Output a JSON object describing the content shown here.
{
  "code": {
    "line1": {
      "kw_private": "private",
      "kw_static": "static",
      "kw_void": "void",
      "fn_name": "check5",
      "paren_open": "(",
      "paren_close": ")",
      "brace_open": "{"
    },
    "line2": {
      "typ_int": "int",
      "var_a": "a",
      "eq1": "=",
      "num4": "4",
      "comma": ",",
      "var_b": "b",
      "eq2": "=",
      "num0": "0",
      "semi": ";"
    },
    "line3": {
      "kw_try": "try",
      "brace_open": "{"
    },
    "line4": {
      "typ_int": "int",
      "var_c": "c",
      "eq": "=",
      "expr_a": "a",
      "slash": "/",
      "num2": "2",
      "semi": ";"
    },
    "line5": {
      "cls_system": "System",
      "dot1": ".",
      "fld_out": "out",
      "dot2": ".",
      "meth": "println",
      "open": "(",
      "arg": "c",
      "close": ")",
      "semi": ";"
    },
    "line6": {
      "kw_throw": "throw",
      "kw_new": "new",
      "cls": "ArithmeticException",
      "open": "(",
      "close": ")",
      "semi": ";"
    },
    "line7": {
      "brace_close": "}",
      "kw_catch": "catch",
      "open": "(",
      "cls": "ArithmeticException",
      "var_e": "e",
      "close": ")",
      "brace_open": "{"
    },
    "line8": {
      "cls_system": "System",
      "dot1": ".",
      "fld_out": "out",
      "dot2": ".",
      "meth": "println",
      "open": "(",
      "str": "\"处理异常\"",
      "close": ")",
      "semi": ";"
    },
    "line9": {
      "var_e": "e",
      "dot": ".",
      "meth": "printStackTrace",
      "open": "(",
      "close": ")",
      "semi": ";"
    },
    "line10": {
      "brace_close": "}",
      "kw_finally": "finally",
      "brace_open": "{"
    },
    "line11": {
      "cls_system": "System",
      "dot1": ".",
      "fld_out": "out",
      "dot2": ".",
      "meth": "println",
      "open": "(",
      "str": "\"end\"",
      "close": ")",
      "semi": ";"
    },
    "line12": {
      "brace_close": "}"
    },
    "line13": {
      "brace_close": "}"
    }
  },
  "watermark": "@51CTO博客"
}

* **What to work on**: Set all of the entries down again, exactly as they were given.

* **Result**:
Output a JSON object describing the content shown here.
{
  "code": {
    "line1": {
      "kw_private": "private",
      "kw_static": "static",
      "kw_void": "void",
      "fn_name": "check5",
      "paren_open": "(",
      "paren_close": ")",
      "brace_open": "{"
    },
    "line2": {
      "typ_int": "int",
      "var_a": "a",
      "eq1": "=",
      "num4": "4",
      "comma": ",",
      "var_b": "b",
      "eq2": "=",
      "num0": "0",
      "semi": ";"
    },
    "line3": {
      "kw_try": "try",
      "brace_open": "{"
    },
    "line4": {
      "typ_int": "int",
      "var_c": "c",
      "eq": "=",
      "expr_a": "a",
      "slash": "/",
      "num2": "2",
      "semi": ";"
    },
    "line5": {
      "cls_system": "System",
      "dot1": ".",
      "fld_out": "out",
      "dot2": ".",
      "meth": "println",
      "open": "(",
      "arg": "c",
      "close": ")",
      "semi": ";"
    },
    "line6": {
      "kw_throw": "throw",
      "kw_new": "new",
      "cls": "ArithmeticException",
      "open": "(",
      "close": ")",
      "semi": ";"
    },
    "line7": {
      "brace_close": "}",
      "kw_catch": "catch",
      "open": "(",
      "cls": "ArithmeticException",
      "var_e": "e",
      "close": ")",
      "brace_open": "{"
    },
    "line8": {
      "cls_system": "System",
      "dot1": ".",
      "fld_out": "out",
      "dot2": ".",
      "meth": "println",
      "open": "(",
      "str": "\"处理异常\"",
      "close": ")",
      "semi": ";"
    },
    "line9": {
      "var_e": "e",
      "dot": ".",
      "meth": "printStackTrace",
      "open": "(",
      "close": ")",
      "semi": ";"
    },
    "line10": {
      "brace_close": "}",
      "kw_finally": "finally",
      "brace_open": "{"
    },
    "line11": {
      "cls_system": "System",
      "dot1": ".",
      "fld_out": "out",
      "dot2": ".",
      "meth": "println",
      "open": "(",
      "str": "\"end\"",
      "close": ")",
      "semi": ";"
    },
    "line12": {
      "brace_close": "}"
    },
    "line13": {
      "brace_close": "}"
    }
  },
  "watermark": "@51CTO博客"
}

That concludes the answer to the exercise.